United States of America
Practice Relating to Rule 8. Definition of Military Objectives
Section I. Presence of civilians within or near military objectives
The US Naval Handbook (1995) states:
Deliberate use of noncombatants to shield military objectives from enemy attack is prohibited. Although the principle of proportionality underlying the concept of collateral damage and incidental injury continues to apply in such cases, the presence of non-combatants within or adjacent to a legitimate target does not preclude attack of it … Unlike military personnel (other than those in a specially protected status such as medical personnel and the sick and wounded) who are always subject to attack whether on duty or in a leave capacity, civilians, as a class, are not to be the object of attack. However, civilians that are engaged in direct support of the enemy’s war-fighting or war-sustaining effort are at risk of incidental injury from attack on such activities.
The US Naval Handbook (2007) states:
Although the principle of proportionality underlying the concept of collateral damage continues to apply in such cases, the presence of civilians within or adjacent to a legitimate military objective does not preclude attack of it. Such military objectives may be lawfully targeted and destroyed as needed for mission accomplishment.
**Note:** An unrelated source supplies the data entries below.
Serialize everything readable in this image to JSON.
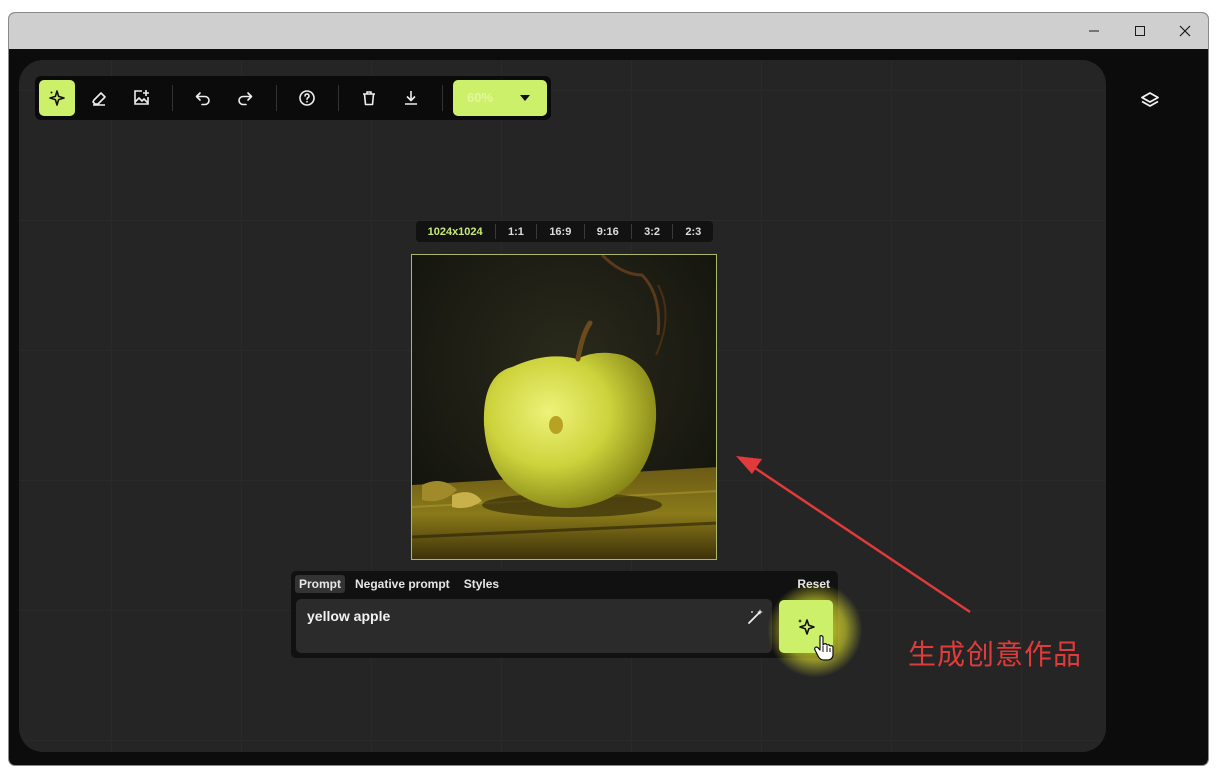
{
  "window": {
    "controls": {
      "minimize": "minimize-icon",
      "maximize": "maximize-icon",
      "close": "close-icon"
    }
  },
  "toolbar": {
    "tools": [
      {
        "name": "generate-tool",
        "icon": "sparkle-icon",
        "active": true
      },
      {
        "name": "eraser-tool",
        "icon": "eraser-icon",
        "active": false
      },
      {
        "name": "add-image-tool",
        "icon": "image-plus-icon",
        "active": false
      },
      {
        "name": "undo",
        "icon": "undo-icon"
      },
      {
        "name": "redo",
        "icon": "redo-icon"
      },
      {
        "name": "help",
        "icon": "help-circle-icon"
      },
      {
        "name": "delete",
        "icon": "trash-icon"
      },
      {
        "name": "download",
        "icon": "download-icon"
      }
    ],
    "zoom": "60%"
  },
  "size_presets": {
    "selected": "1024x1024",
    "items": [
      "1024x1024",
      "1:1",
      "16:9",
      "9:16",
      "3:2",
      "2:3"
    ]
  },
  "prompt_panel": {
    "tabs": [
      "Prompt",
      "Negative prompt",
      "Styles"
    ],
    "selected_tab": "Prompt",
    "reset_label": "Reset",
    "value": "yellow apple"
  },
  "annotation": {
    "text": "生成创意作品",
    "color": "#e03a3a"
  },
  "colors": {
    "accent": "#cdf06a",
    "canvas": "#252525",
    "titlebar": "#cfcfcf"
  }
}
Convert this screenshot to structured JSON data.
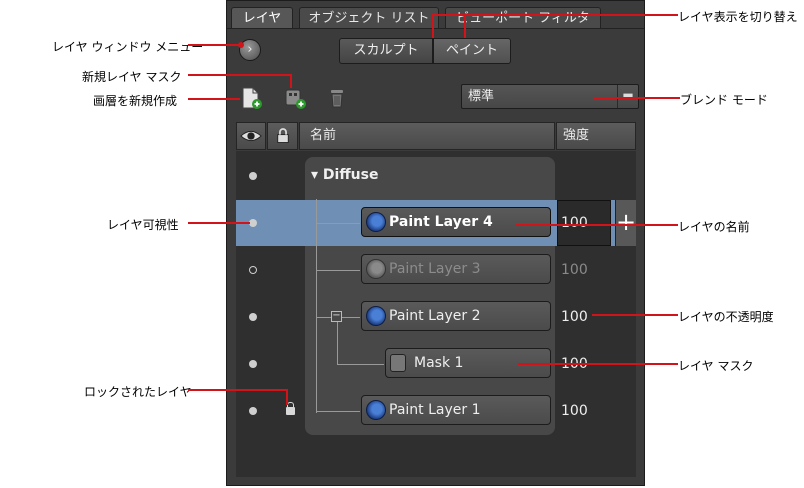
{
  "tabs": [
    {
      "label": "レイヤ"
    },
    {
      "label": "オブジェクト リスト"
    },
    {
      "label": "ビューポート フィルタ"
    }
  ],
  "mode_toggle": {
    "sculpt": "スカルプト",
    "paint": "ペイント"
  },
  "blend_mode": {
    "value": "標準"
  },
  "columns": {
    "name": "名前",
    "strength": "強度"
  },
  "group": {
    "name": "Diffuse"
  },
  "layers": [
    {
      "name": "Paint Layer 4",
      "opacity": "100",
      "visible": true
    },
    {
      "name": "Paint Layer 3",
      "opacity": "100",
      "visible": false
    },
    {
      "name": "Paint Layer 2",
      "opacity": "100",
      "visible": true
    },
    {
      "name": "Mask 1",
      "opacity": "100",
      "visible": true
    },
    {
      "name": "Paint Layer 1",
      "opacity": "100",
      "visible": true,
      "locked": true
    }
  ],
  "annotations": {
    "layer_window_menu": "レイヤ ウィンドウ メニュー",
    "new_layer_mask": "新規レイヤ マスク",
    "create_new_layer": "画層を新規作成",
    "layer_visibility": "レイヤ可視性",
    "locked_layer": "ロックされたレイヤ",
    "switch_layer_display": "レイヤ表示を切り替え",
    "blend_mode": "ブレンド モード",
    "layer_name": "レイヤの名前",
    "layer_opacity": "レイヤの不透明度",
    "layer_mask": "レイヤ マスク"
  },
  "colors": {
    "panel": "#3b3b3b",
    "selection": "#6f8fb4",
    "annotation": "#d0141a"
  }
}
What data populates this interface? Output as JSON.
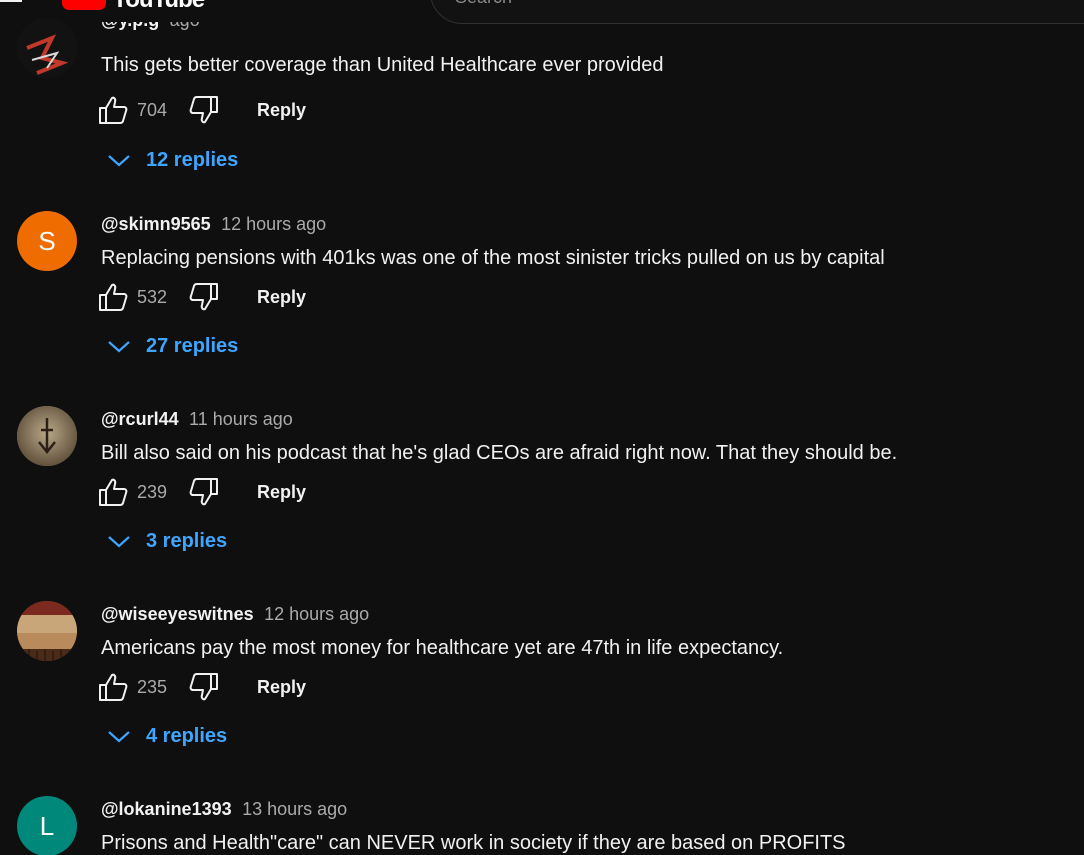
{
  "header": {
    "logo_text": "YouTube",
    "search_placeholder": "Search"
  },
  "comments": [
    {
      "author": "@y.p.g",
      "time": "ago",
      "text": "This gets better coverage than United Healthcare ever provided",
      "likes": "704",
      "reply_label": "Reply",
      "replies_label": "12 replies",
      "avatar_letter": "",
      "avatar_color": "#1a1a1a"
    },
    {
      "author": "@skimn9565",
      "time": "12 hours ago",
      "text": "Replacing pensions with 401ks was one of the most sinister tricks pulled on us by capital",
      "likes": "532",
      "reply_label": "Reply",
      "replies_label": "27 replies",
      "avatar_letter": "S",
      "avatar_color": "#ef6c00"
    },
    {
      "author": "@rcurl44",
      "time": "11 hours ago",
      "text": "Bill also said on his podcast that he's glad CEOs are afraid right now. That they should be.",
      "likes": "239",
      "reply_label": "Reply",
      "replies_label": "3 replies",
      "avatar_letter": "",
      "avatar_color": "#8a7a62"
    },
    {
      "author": "@wiseeyeswitnes",
      "time": "12 hours ago",
      "text": "Americans pay the most money for healthcare yet are 47th in life expectancy.",
      "likes": "235",
      "reply_label": "Reply",
      "replies_label": "4 replies",
      "avatar_letter": "",
      "avatar_color": "#8f5e3a"
    },
    {
      "author": "@lokanine1393",
      "time": "13 hours ago",
      "text": "Prisons and Health\"care\" can NEVER work in society if they are based on PROFITS",
      "likes": "",
      "reply_label": "Reply",
      "replies_label": "",
      "avatar_letter": "L",
      "avatar_color": "#00897b"
    }
  ]
}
In such cases, responsibility for the injury and/or death of such civilians, if any, falls on the belligerent so employing them.
The presence of civilian workers, such as technical representatives aboard a warship or employees in a munitions factory, in or on a military objective, does not alter the status of the military objective. These civilians may be excluded from the proportionality analysis.
Civilians who voluntarily place themselves in or on a military objective as “human shields” in order to deter a lawful attack do not alter the status of the military objective. While the law of armed conflict is not fully developed in such cases, such persons may also be considered to be taking a direct part in hostilities or contributing directly to the enemy’s warfighting/war-sustaining capability, and may be excluded from the proportionality analysis. Attacks under such circumstances likely raise political, strategic, and operational issues that commanders should identify and consider when making targeting decisions.
In 1989, a US memorandum of law concerning the prohibition of assassination stated:
Civilians who work within a military objective are at risk from attack during the times in which they are present within that objective, whether their injury or death is incidental to the attack of that military objective or results from their direct attack … The substitution of a civilian in a position or billet that normally would be occupied by a member of the military will not make that position immune from attack.
In 1992, in its final report to Congress on the conduct of the Gulf War, the US Department of Defense stated:
Civilians using those bridges or near other targets at the time of their attack were at risk of injury incidental to the legitimate attack of those targets … The presence of civilians will not render a target immune from attack; legitimate targets may be attacked wherever located (outside neutral territory and waters).